Next, abandon the narrative that Trump supporters are insurrectionists, and stop elevating groups such as QAnon and the Proud Boys beyond the fringe elements they are. As shameful as the Jan. 6 attack on the Capitol was, only about 800 people were involved — hardly representative of millions of Trump supporters. Despite their suspicions, the vast majority of Trump voters are not interested in invading federal buildings or overthrowing the government. They’re interested in going to work and church and soccer games, taking care of their families and voting in the next election.
So, again, this is demonstrably true. But who is it that is claiming otherwise?
There’s no big mystery to effectively communicating with Trump supporters — or for Trump supporters to communicate with everyone else. Treat each other with politeness and courtesy. Respect other opinions even if you disagree. Acknowledge each other’s patriotism and love of country. Don’t assume you understand each other because you’ve read some think-tank analysis. Reach out, be curious and start a dialogue.
Abernathy made a longer form of this argument in a previous column (“The simple fix to our polarization: Befriend someone you disagree with.“). At a micro level, I agree. Indeed, it’s how I live my life. But, at the macro level, it’s problematic. Pretending that the results of the last election are in factual dispute undermines the legitimacy of our system while fueling the notion that any means necessary to thwart the will of Democratic voters is justified. If, in fact, Biden and his party somehow stole the election, not only was the 6 January riot justified, it should have been joined by millions.
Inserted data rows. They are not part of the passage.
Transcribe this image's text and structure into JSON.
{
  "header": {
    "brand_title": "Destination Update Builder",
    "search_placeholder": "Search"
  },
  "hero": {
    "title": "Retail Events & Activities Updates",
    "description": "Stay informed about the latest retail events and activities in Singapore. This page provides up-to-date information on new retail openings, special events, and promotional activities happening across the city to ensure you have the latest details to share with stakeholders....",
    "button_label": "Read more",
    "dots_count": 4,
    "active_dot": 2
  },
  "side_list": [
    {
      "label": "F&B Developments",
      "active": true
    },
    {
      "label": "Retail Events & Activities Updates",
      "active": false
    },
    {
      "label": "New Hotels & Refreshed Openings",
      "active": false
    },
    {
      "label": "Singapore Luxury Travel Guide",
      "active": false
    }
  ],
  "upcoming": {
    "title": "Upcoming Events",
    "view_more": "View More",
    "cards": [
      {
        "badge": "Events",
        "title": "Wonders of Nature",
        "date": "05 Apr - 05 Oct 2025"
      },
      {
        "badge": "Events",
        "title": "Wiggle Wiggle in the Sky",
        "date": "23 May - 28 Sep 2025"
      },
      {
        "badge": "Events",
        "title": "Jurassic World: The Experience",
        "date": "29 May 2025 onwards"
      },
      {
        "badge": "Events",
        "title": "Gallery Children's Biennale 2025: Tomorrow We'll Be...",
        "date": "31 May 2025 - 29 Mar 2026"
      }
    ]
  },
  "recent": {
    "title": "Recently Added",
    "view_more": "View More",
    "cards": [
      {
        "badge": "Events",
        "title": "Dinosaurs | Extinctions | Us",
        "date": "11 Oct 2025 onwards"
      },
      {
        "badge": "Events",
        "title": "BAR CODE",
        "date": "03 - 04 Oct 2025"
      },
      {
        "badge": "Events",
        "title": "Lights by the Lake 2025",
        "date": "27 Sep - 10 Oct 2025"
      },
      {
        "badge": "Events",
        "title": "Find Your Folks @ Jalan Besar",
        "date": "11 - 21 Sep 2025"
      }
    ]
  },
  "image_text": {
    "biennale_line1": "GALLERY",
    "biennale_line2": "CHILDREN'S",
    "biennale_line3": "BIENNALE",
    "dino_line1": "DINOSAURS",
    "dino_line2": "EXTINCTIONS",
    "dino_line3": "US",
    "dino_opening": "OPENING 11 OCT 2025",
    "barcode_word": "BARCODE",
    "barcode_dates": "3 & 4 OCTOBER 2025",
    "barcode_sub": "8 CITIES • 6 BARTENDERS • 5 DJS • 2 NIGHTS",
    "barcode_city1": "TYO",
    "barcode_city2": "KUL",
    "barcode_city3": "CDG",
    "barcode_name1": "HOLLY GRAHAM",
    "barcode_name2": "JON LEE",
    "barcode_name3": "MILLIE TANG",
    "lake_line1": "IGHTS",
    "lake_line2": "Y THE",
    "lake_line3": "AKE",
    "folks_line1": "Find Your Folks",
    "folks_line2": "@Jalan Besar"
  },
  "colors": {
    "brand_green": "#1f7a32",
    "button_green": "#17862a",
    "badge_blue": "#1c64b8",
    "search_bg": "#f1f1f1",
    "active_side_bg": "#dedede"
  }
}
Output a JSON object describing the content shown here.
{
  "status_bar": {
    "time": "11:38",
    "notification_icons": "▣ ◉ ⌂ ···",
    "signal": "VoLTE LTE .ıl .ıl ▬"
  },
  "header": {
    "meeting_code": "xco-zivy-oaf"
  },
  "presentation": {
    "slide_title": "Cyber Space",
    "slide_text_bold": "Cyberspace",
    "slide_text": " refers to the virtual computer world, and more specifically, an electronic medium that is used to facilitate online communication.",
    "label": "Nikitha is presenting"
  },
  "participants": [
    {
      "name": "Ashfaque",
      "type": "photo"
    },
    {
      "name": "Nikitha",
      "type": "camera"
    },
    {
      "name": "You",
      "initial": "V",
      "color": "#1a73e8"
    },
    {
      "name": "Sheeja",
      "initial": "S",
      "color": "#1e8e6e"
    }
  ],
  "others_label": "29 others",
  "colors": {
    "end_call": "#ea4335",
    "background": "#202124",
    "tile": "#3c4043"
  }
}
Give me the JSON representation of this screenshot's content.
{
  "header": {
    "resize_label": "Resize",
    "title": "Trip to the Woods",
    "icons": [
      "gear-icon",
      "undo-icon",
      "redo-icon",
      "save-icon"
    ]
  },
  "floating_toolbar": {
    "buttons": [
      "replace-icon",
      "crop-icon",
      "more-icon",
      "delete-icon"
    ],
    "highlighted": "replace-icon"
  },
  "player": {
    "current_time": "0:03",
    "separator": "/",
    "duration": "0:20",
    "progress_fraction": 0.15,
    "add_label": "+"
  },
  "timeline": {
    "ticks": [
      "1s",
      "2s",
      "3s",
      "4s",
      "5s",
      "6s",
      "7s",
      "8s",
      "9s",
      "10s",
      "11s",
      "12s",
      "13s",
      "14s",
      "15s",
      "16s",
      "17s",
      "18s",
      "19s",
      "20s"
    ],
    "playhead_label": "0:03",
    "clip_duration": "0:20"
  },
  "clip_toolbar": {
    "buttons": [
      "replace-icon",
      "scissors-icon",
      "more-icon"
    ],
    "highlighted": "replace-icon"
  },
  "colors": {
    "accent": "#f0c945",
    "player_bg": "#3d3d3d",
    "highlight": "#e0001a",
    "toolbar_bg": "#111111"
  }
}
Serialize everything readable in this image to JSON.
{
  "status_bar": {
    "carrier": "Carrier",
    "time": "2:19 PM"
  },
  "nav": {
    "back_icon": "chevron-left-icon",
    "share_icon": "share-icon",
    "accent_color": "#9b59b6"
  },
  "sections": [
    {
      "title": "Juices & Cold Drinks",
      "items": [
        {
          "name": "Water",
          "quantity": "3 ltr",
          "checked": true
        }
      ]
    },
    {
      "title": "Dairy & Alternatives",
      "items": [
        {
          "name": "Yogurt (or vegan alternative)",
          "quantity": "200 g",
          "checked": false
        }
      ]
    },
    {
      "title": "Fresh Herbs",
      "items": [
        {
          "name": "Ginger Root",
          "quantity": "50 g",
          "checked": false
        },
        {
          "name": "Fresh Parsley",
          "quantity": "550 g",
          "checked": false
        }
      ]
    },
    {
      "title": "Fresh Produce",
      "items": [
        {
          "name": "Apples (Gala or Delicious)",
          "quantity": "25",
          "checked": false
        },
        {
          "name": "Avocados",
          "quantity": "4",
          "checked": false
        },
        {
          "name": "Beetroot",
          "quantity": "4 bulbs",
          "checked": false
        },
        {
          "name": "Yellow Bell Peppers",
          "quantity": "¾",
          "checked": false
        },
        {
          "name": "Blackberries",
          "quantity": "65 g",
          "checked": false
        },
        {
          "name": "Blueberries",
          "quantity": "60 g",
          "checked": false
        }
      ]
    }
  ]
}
So, yes, we should treat people who disagree with us on the election, vaccination, and the like as human beings worthy of dignity. But, no, we should not pretend that their views are equally valid.
Trump supporters aren’t going away, and those who continue to paint them as the lowest forms of life reveal themselves to be more interested in perpetrating stereotypes and nurturing divisions than in achieving what’s needed for our nation to survive — reaching across our political chasm, respecting our differences and finding common ground where we can.
So, here’s the thing. Trump got to be President despite getting 3 million fewer votes than his opponent in 2016. He’s fomented violence and attempted to steal the 2020 election after getting 7 million fewer votes than his opponent. And yet the people who are in the decided minority are doing everything they can to further stack the deck to make it harder for the opposition to vote. They’re refusing to get vaccinated, putting the most vulnerable people in our society—including our youngest children—in literal mortal danger. Maybe—just maybe—it’s not us who need to show respect and find common ground.